# Activity:
Check each line of the material that follows, and copy those holding the string "Prices".

# Information:
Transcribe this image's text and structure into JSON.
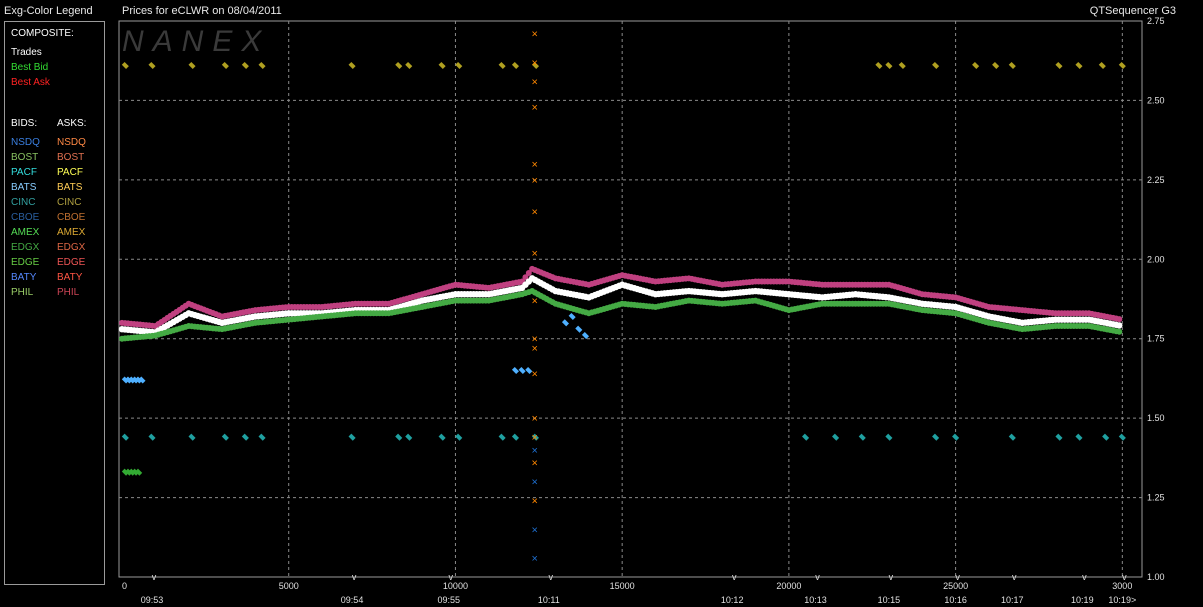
{
  "header": {
    "legend_title": "Exg-Color Legend",
    "chart_title": "Prices for  eCLWR  on  08/04/2011",
    "app_name": "QTSequencer G3"
  },
  "legend": {
    "composite_label": "COMPOSITE:",
    "composite": [
      {
        "label": "Trades",
        "color": "#ffffff"
      },
      {
        "label": "Best Bid",
        "color": "#33dd33"
      },
      {
        "label": "Best Ask",
        "color": "#ff2222"
      }
    ],
    "bids_label": "BIDS:",
    "asks_label": "ASKS:",
    "exchanges": [
      {
        "bid": "NSDQ",
        "bid_color": "#3a7fe0",
        "ask": "NSDQ",
        "ask_color": "#ff8844"
      },
      {
        "bid": "BOST",
        "bid_color": "#88c060",
        "ask": "BOST",
        "ask_color": "#e07050"
      },
      {
        "bid": "PACF",
        "bid_color": "#33dddd",
        "ask": "PACF",
        "ask_color": "#ffff55"
      },
      {
        "bid": "BATS",
        "bid_color": "#88ccff",
        "ask": "BATS",
        "ask_color": "#ffcc55"
      },
      {
        "bid": "CINC",
        "bid_color": "#33a0a0",
        "ask": "CINC",
        "ask_color": "#b0a040"
      },
      {
        "bid": "CBOE",
        "bid_color": "#2a5fa0",
        "ask": "CBOE",
        "ask_color": "#c07030"
      },
      {
        "bid": "AMEX",
        "bid_color": "#55dd55",
        "ask": "AMEX",
        "ask_color": "#ddaa33"
      },
      {
        "bid": "EDGX",
        "bid_color": "#44aa44",
        "ask": "EDGX",
        "ask_color": "#dd6644"
      },
      {
        "bid": "EDGE",
        "bid_color": "#66cc44",
        "ask": "EDGE",
        "ask_color": "#ee5555"
      },
      {
        "bid": "BATY",
        "bid_color": "#5588ff",
        "ask": "BATY",
        "ask_color": "#ff5544"
      },
      {
        "bid": "PHIL",
        "bid_color": "#99cc66",
        "ask": "PHIL",
        "ask_color": "#cc4455"
      }
    ]
  },
  "watermark": "NANEX",
  "chart_data": {
    "type": "scatter",
    "title": "Prices for  eCLWR  on  08/04/2011",
    "ylim": [
      1.0,
      2.75
    ],
    "yticks": [
      "2.75",
      "2.50",
      "2.25",
      "2.00",
      "1.75",
      "1.50",
      "1.25",
      "1.00"
    ],
    "ytick_values": [
      2.75,
      2.5,
      2.25,
      2.0,
      1.75,
      1.5,
      1.25,
      1.0
    ],
    "xlim": [
      0,
      30500
    ],
    "xticks": [
      "0",
      "5000",
      "10000",
      "15000",
      "20000",
      "25000",
      "3000"
    ],
    "xtick_values": [
      0,
      5000,
      10000,
      15000,
      20000,
      25000,
      30000
    ],
    "time_labels": [
      "09:53",
      "09:54",
      "09:55",
      "10:11",
      "10:12",
      "10:13",
      "10:15",
      "10:16",
      "10:17",
      "10:19",
      "10:19>"
    ],
    "time_label_positions": [
      900,
      6900,
      9800,
      12800,
      18300,
      20800,
      23000,
      25000,
      26700,
      28800,
      30000
    ],
    "grid": true,
    "series": [
      {
        "name": "Best Ask",
        "color": "#c04080",
        "x": [
          0,
          1000,
          2000,
          3000,
          4000,
          5000,
          6000,
          7000,
          8000,
          9000,
          10000,
          11000,
          12000,
          12300,
          13000,
          14000,
          15000,
          16000,
          17000,
          18000,
          19000,
          20000,
          21000,
          22000,
          23000,
          24000,
          25000,
          26000,
          27000,
          28000,
          29000,
          30000
        ],
        "y": [
          1.8,
          1.79,
          1.86,
          1.82,
          1.84,
          1.85,
          1.85,
          1.86,
          1.86,
          1.89,
          1.92,
          1.91,
          1.93,
          1.97,
          1.94,
          1.92,
          1.95,
          1.93,
          1.94,
          1.92,
          1.93,
          1.93,
          1.92,
          1.92,
          1.92,
          1.89,
          1.88,
          1.85,
          1.84,
          1.83,
          1.83,
          1.81
        ]
      },
      {
        "name": "Trades",
        "color": "#ffffff",
        "x": [
          0,
          1000,
          2000,
          3000,
          4000,
          5000,
          6000,
          7000,
          8000,
          9000,
          10000,
          11000,
          12000,
          12300,
          13000,
          14000,
          15000,
          16000,
          17000,
          18000,
          19000,
          20000,
          21000,
          22000,
          23000,
          24000,
          25000,
          26000,
          27000,
          28000,
          29000,
          30000
        ],
        "y": [
          1.78,
          1.77,
          1.83,
          1.8,
          1.82,
          1.83,
          1.83,
          1.84,
          1.84,
          1.87,
          1.89,
          1.89,
          1.91,
          1.94,
          1.9,
          1.88,
          1.92,
          1.89,
          1.9,
          1.89,
          1.9,
          1.89,
          1.88,
          1.89,
          1.88,
          1.86,
          1.85,
          1.82,
          1.8,
          1.81,
          1.81,
          1.79
        ]
      },
      {
        "name": "Best Bid",
        "color": "#44aa44",
        "x": [
          0,
          1000,
          2000,
          3000,
          4000,
          5000,
          6000,
          7000,
          8000,
          9000,
          10000,
          11000,
          12000,
          12300,
          13000,
          14000,
          15000,
          16000,
          17000,
          18000,
          19000,
          20000,
          21000,
          22000,
          23000,
          24000,
          25000,
          26000,
          27000,
          28000,
          29000,
          30000
        ],
        "y": [
          1.75,
          1.76,
          1.79,
          1.78,
          1.8,
          1.81,
          1.82,
          1.83,
          1.83,
          1.85,
          1.87,
          1.87,
          1.89,
          1.9,
          1.86,
          1.83,
          1.86,
          1.85,
          1.87,
          1.86,
          1.87,
          1.84,
          1.86,
          1.86,
          1.86,
          1.84,
          1.83,
          1.8,
          1.78,
          1.79,
          1.79,
          1.77
        ]
      },
      {
        "name": "AMEX",
        "color": "#b0a020",
        "x": [
          100,
          900,
          2100,
          3100,
          3700,
          4200,
          6900,
          8300,
          8600,
          9600,
          10100,
          11400,
          11800,
          12400,
          22700,
          23000,
          23400,
          24400,
          25600,
          26200,
          26700,
          28100,
          28700,
          29400,
          30000
        ],
        "y": [
          2.61,
          2.61,
          2.61,
          2.61,
          2.61,
          2.61,
          2.61,
          2.61,
          2.61,
          2.61,
          2.61,
          2.61,
          2.61,
          2.61,
          2.61,
          2.61,
          2.61,
          2.61,
          2.61,
          2.61,
          2.61,
          2.61,
          2.61,
          2.61,
          2.61
        ]
      },
      {
        "name": "CINC",
        "color": "#1fa0a0",
        "x": [
          100,
          900,
          2100,
          3100,
          3700,
          4200,
          6900,
          8300,
          8600,
          9600,
          10100,
          11400,
          11800,
          12400,
          20500,
          21400,
          22200,
          23000,
          24400,
          25000,
          26700,
          28100,
          28700,
          29500,
          30000
        ],
        "y": [
          1.44,
          1.44,
          1.44,
          1.44,
          1.44,
          1.44,
          1.44,
          1.44,
          1.44,
          1.44,
          1.44,
          1.44,
          1.44,
          1.44,
          1.44,
          1.44,
          1.44,
          1.44,
          1.44,
          1.44,
          1.44,
          1.44,
          1.44,
          1.44,
          1.44
        ]
      },
      {
        "name": "BATS",
        "color": "#4fb0ff",
        "x": [
          100,
          200,
          300,
          400,
          500,
          600,
          11800,
          12000,
          12200,
          13300,
          13500,
          13700,
          13900
        ],
        "y": [
          1.62,
          1.62,
          1.62,
          1.62,
          1.62,
          1.62,
          1.65,
          1.65,
          1.65,
          1.8,
          1.82,
          1.78,
          1.76
        ]
      },
      {
        "name": "PACF",
        "color": "#33aa33",
        "x": [
          100,
          200,
          300,
          400,
          500
        ],
        "y": [
          1.33,
          1.33,
          1.33,
          1.33,
          1.33
        ]
      },
      {
        "name": "Spike",
        "color": "#ff8800",
        "x": [
          12400,
          12400,
          12400,
          12400,
          12400,
          12400,
          12400,
          12400,
          12400,
          12400,
          12400,
          12400,
          12400,
          12400,
          12400,
          12400
        ],
        "y": [
          2.71,
          2.62,
          2.56,
          2.48,
          2.3,
          2.25,
          2.15,
          2.02,
          1.87,
          1.75,
          1.72,
          1.64,
          1.5,
          1.44,
          1.36,
          1.24
        ]
      },
      {
        "name": "Spike-low",
        "color": "#1e6fd0",
        "x": [
          12400,
          12400,
          12400,
          12400
        ],
        "y": [
          1.4,
          1.3,
          1.15,
          1.06
        ]
      }
    ]
  }
}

# Result of this exercise:
    "chart_title": "Prices for  eCLWR  on  08/04/2011",
    "title": "Prices for  eCLWR  on  08/04/2011",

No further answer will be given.